Vermont Senate Rejects Proposed 'Right To Privacy' Constitutional Amendment

Apr 21, 2016

The Vermont Senate has rejected a proposed Constitutional amendment that would have created "a right to privacy."

Backers said the proposal was needed to keep up with the enormous technological changes taking place in society. But opponents argued the measure could overturn a number of state laws.

It's very difficult to amend the Vermont Constitution. The proposal must originate in the Senate and receive 20 votes to proceed. The full process can take at least two years to complete. 

The vote on this amendment was 14 in favor and 15 against.

The proposal stated, "an individual has a right to keep personal information private, to communicate to others privately, and to make decisions concerning his or her body."

Speaking from the Senate floor Thursday, Caledonia Sen. Joe Benning said the amendment was needed because the writers of the Vermont Constitution never contemplated many of the issues that are now in the public arena.

"I would contend, Mr. President, that our language as it stands from the 18th century is not adequately equipped to deal with the issues we are facing today," said Benning.

The proposal stated, "an individual has a right to keep personal information private, to communicate to others privately, and to make decisions concerning his or her body."

Benning said the proposal gave judges two ways to determine if a law met the new constitutional requirements.

"Number one, is there a right to privacy," Benning explained. "And number two, if there is a right to privacy, is there a compelling state interest that would override that right to privacy?"

But Windsor Sen. John Campbell said the amendment could have had many unintended consequences.

"It opens the door to a tremendous amount of potential litigation regarding laws that we've had on the books here," Campbell said, "and that we have passed in this body and it takes it and potentially could turn them on their heads."

Senate Judiciary chairman Dick Sears was upset that his committee did not have a chance to review the amendment this year.
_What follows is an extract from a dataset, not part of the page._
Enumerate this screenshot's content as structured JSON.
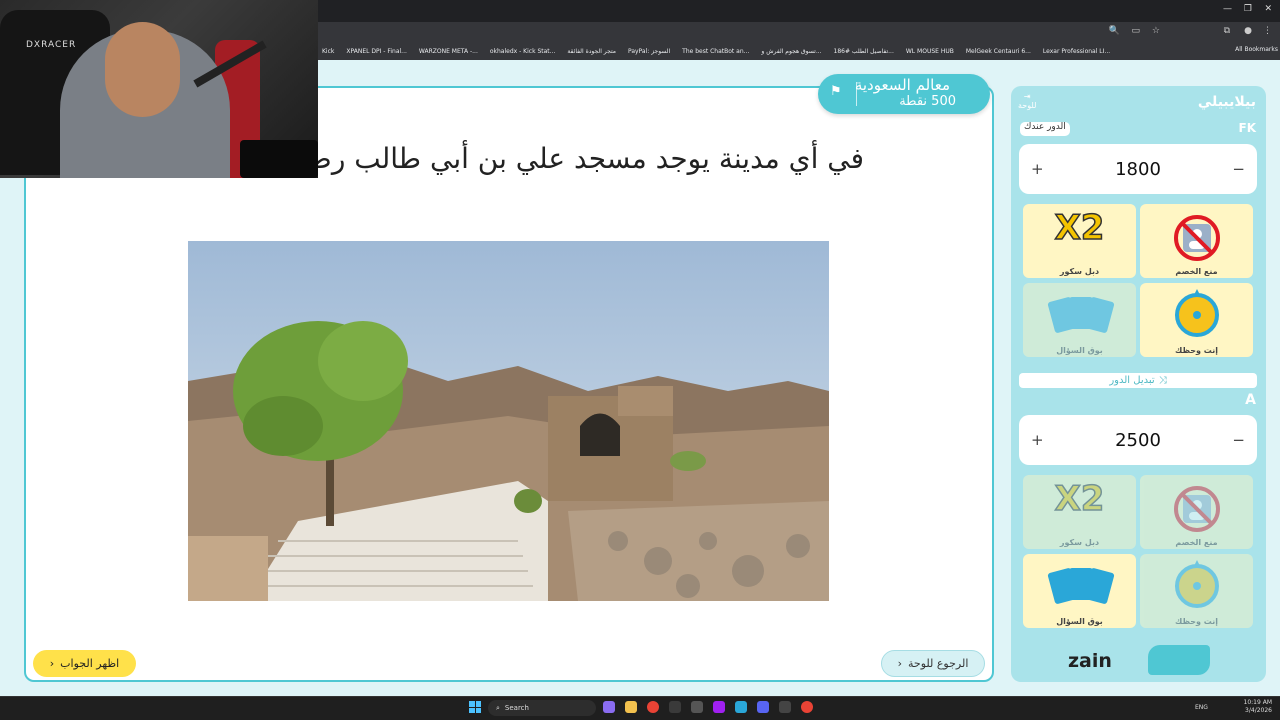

"I just think our committee deserves some time to look at it," said Sears. "If that delays the process so long that the amendment doesn't come out, the amendment doesn't come out. There are a lot of bills that die." 

Sears says he's hopeful that the House will approve different privacy protection legislation previously passed by the Senate by the end of this session.